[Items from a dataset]
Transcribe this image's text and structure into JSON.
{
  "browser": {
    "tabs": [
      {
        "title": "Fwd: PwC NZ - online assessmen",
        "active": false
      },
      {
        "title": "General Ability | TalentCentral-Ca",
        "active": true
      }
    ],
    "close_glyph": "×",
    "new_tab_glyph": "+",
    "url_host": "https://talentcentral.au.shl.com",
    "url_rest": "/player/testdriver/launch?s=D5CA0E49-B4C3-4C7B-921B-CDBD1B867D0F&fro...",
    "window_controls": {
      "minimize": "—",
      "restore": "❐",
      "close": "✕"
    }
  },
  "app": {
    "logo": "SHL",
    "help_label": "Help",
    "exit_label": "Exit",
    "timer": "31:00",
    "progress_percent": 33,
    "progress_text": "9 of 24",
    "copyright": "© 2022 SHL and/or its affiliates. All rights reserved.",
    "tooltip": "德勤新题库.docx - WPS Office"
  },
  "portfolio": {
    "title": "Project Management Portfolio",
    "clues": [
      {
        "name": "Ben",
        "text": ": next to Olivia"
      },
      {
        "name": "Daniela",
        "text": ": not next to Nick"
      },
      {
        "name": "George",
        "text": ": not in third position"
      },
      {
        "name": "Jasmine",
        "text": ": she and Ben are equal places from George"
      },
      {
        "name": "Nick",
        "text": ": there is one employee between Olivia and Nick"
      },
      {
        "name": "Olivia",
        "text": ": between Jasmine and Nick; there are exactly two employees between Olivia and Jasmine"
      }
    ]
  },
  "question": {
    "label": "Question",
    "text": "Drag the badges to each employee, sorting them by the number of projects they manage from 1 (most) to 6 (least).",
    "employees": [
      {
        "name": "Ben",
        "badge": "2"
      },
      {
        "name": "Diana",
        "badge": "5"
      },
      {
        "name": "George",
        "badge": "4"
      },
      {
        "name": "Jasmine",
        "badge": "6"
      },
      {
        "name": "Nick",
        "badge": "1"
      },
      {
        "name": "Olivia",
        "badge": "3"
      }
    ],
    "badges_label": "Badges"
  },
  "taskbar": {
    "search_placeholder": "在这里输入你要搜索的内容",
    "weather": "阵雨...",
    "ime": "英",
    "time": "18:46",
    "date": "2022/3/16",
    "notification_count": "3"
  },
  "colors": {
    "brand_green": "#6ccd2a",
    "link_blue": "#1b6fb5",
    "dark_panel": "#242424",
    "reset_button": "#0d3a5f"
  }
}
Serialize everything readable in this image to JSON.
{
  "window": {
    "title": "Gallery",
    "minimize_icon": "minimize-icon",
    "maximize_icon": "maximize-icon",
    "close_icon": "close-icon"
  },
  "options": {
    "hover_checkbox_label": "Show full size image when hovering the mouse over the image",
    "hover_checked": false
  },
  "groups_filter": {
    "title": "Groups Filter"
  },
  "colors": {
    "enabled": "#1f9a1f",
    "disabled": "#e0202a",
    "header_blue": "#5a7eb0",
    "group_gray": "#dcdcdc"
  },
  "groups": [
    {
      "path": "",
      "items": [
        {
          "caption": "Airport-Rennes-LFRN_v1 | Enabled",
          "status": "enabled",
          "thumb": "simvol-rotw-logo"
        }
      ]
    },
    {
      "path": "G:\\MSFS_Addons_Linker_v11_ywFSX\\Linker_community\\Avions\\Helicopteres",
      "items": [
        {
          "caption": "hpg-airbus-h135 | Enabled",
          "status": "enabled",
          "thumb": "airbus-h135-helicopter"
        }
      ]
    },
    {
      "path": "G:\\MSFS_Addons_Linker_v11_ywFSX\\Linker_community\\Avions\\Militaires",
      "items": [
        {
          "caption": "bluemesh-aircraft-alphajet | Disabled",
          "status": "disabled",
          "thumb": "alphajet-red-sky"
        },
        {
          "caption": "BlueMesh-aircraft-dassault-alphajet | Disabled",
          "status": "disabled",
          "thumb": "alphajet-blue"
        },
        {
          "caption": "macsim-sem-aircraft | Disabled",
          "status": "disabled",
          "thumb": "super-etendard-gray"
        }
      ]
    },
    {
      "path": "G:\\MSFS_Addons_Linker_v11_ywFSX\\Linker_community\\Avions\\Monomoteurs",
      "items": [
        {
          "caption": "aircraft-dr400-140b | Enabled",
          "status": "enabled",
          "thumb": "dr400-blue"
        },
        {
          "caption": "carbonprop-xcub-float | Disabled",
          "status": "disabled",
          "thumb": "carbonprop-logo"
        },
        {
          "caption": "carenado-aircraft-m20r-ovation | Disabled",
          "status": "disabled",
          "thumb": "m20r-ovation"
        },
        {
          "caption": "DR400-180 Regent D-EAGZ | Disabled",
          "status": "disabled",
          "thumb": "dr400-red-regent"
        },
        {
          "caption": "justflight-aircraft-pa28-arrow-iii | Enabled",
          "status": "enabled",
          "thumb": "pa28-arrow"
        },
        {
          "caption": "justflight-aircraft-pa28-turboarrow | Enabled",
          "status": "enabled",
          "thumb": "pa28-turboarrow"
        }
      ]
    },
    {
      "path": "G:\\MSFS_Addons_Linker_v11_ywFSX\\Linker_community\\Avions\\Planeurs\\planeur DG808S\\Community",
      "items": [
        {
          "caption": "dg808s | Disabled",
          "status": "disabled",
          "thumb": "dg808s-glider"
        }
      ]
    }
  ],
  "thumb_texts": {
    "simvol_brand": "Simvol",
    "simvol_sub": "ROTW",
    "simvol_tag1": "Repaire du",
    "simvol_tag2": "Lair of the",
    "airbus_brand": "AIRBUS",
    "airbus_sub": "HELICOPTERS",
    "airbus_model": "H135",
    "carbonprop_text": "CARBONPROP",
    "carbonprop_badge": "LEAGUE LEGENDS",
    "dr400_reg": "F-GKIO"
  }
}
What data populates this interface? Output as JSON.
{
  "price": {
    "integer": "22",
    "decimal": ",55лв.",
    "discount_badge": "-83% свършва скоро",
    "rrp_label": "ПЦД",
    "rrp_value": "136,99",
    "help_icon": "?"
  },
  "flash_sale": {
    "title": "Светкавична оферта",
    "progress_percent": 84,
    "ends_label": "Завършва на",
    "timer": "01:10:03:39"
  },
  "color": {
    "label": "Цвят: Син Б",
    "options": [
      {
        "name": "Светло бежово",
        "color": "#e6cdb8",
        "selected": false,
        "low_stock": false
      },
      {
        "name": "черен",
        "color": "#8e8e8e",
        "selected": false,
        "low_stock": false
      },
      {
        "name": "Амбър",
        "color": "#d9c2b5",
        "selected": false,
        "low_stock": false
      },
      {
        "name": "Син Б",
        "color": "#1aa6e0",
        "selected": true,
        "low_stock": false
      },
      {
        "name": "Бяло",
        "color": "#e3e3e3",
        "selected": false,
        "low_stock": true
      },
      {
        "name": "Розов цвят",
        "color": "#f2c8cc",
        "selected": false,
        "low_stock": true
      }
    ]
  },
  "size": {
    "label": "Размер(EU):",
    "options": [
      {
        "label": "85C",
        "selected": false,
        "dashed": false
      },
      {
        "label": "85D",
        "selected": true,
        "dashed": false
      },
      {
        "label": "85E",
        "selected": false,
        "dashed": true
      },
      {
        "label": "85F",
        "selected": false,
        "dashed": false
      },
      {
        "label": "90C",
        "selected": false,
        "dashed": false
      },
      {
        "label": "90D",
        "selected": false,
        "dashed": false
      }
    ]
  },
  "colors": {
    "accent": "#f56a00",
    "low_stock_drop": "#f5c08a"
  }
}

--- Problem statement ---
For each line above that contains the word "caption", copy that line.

--- Answer to this problem ---
          "caption": "Airport-Rennes-LFRN_v1 | Enabled",
          "caption": "hpg-airbus-h135 | Enabled",
          "caption": "bluemesh-aircraft-alphajet | Disabled",
          "caption": "BlueMesh-aircraft-dassault-alphajet | Disabled",
          "caption": "macsim-sem-aircraft | Disabled",
          "caption": "aircraft-dr400-140b | Enabled",
          "caption": "carbonprop-xcub-float | Disabled",
          "caption": "carenado-aircraft-m20r-ovation | Disabled",
          "caption": "DR400-180 Regent D-EAGZ | Disabled",
          "caption": "justflight-aircraft-pa28-arrow-iii | Enabled",
          "caption": "justflight-aircraft-pa28-turboarrow | Enabled",
          "caption": "dg808s | Disabled",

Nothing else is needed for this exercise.